event data following the standard data analysis method.
- Compare the energy spectra thus obtained with the
original one for 1 ccd faint mode on 1993/12/20.
The RDD parameters we used are those expected on 1999/1/1 and have
the following values:
RDD parameters used for the simulation
|| 1 ccd
|| 2 ccd
|| 4 ccd
|| 1 ccd
|| 2 ccd
|| 4 ccd
Results of the simulation are shown in the graphs below.
Because of the degradation of the energy resolution due to RDD,
the detection efficiency varies rapidly around 2 keV and 0.5 keV.
Except for these energy ranges, the reduction of the detection
efficiency is almost energy independent.
- Sensor-0, Chip-1, 1 ccd mode
- Sensor-0, Chip-1, 2 ccd mode
- Sensor-0, Chip-1, 4 ccd mode
- Sensor-1, Chip-3, 1 ccd mode
- Sensor-1, Chip-3, 2 ccd mode
- Sensor-1, Chip-3, 4 ccd mode
Detection efficiency obtained from the simulation may be tabulated
as follows. Reduction of the efficiency is slightly energy dependent,
which is ignored in the table below.
Relative detection efficiency as of 1999/1/1 compared
to the 1 ccd mode data on 1993/12/20
|| 1 ccd mode
|| 2 ccd mode
|| 4 ccd mode
5. Decrease of the detection efficiency: Observed data
To check the long-term change of the detection efficiency in the real
ASCA data, we need to use observations of stable X-ray sources.
Rotation powered pulsars and their synchrotron nebula, like the Crab, are
the best. However, the Crab is too bright for SIS, and other sources,
such as 3C58 and PSR0540-69, were not observed with enough intervals.
Next best targets may be SNRs of small diameter (small enough to fit in
the SIS fov). However, unfortunately, most of the SNRs are located on the
galactic plane and suffer from large absorption. This is not good to see
the long-term change of the lower energy part. In spite of this problem,
we used SNRs to see the effects of RDD on the detection efficiencies,

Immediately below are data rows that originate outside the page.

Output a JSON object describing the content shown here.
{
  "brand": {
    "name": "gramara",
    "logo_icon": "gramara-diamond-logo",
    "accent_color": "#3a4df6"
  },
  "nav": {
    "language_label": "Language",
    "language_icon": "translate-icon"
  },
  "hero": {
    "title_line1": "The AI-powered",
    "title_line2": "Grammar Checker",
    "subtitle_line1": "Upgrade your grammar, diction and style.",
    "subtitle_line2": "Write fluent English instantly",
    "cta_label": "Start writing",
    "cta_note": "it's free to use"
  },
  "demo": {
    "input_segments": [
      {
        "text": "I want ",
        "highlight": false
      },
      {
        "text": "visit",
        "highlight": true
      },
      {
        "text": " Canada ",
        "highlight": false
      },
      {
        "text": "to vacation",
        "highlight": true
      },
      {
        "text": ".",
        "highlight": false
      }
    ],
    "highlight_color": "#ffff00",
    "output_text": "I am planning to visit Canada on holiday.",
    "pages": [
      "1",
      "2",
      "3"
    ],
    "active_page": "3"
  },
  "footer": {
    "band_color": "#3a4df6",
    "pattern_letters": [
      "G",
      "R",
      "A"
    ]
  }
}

because there is no other choice.
Comparison of the energy spectra of the SNR observed twice
with long interval is shown below.
- G11.2-0.3, 1994/4/10 and 1998/3/30, 1 ccd mode,
Angular size of about 4 arcmin. Energy spectra are
calculated by integrating whole chip.
Please ignore the energy bin at 0.4 keV, because the
event threshold is included in the energy bin.
So far, only 1 ccd mode data have been analyzed. The results are
basically consistent with the simulation. No change of the detection
efficiency is seen in 1 ccd mode data. Although there is a hint of the
slight decrease of detection efficiency in SIS-1 data (especially lower
energy part), we need more analysis to confirm whether or not this result
is really due to the RDD.